What this task involves |
Each line of the records that holds the word "deadline" should be copied out.

Interface dataset entries
:::::
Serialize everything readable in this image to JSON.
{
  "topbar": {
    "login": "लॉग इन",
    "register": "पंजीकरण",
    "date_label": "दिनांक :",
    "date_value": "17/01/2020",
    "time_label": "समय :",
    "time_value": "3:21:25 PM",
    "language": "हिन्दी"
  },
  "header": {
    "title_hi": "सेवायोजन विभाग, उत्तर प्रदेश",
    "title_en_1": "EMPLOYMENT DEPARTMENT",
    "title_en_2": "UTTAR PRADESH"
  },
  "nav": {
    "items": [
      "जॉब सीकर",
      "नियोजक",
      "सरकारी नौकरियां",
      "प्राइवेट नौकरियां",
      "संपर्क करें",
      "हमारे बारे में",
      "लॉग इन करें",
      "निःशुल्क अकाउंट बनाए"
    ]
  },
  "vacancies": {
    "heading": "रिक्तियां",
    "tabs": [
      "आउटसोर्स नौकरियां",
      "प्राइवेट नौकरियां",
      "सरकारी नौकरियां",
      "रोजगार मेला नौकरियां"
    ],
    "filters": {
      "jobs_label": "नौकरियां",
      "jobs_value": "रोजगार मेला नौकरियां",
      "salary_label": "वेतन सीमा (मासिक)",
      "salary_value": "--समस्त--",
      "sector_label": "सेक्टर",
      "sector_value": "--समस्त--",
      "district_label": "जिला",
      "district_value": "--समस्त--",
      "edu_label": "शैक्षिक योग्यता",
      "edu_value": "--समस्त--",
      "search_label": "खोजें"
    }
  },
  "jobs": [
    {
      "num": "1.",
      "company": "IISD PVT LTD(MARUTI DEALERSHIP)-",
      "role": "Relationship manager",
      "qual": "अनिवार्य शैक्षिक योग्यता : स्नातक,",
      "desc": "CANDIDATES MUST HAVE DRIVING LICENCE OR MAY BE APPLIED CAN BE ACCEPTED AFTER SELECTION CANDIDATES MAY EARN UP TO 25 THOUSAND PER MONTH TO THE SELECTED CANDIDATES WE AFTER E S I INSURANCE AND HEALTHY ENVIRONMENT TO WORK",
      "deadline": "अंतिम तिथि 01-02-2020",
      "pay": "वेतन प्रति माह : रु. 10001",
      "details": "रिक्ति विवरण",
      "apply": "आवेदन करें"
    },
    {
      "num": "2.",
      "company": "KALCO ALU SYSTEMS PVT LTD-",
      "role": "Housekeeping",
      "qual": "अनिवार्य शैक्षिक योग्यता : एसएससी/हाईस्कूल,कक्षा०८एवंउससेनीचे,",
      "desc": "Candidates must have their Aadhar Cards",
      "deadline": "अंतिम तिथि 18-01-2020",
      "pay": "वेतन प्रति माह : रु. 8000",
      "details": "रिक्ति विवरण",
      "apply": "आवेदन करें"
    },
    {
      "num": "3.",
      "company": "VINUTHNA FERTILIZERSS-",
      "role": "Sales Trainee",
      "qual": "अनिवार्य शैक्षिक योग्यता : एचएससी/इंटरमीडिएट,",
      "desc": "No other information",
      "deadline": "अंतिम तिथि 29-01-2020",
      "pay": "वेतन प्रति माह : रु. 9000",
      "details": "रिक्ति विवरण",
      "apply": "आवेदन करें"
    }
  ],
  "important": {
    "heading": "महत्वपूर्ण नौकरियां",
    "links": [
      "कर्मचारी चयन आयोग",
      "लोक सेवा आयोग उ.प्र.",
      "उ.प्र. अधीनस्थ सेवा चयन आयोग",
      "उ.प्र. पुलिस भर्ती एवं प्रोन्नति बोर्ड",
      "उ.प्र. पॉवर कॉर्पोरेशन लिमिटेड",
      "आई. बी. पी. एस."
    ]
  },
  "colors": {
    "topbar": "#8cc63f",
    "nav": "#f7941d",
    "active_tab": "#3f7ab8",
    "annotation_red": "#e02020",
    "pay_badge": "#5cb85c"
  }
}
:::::
Solution |
      "deadline": "अंतिम तिथि 01-02-2020",
      "deadline": "अंतिम तिथि 18-01-2020",
      "deadline": "अंतिम तिथि 29-01-2020",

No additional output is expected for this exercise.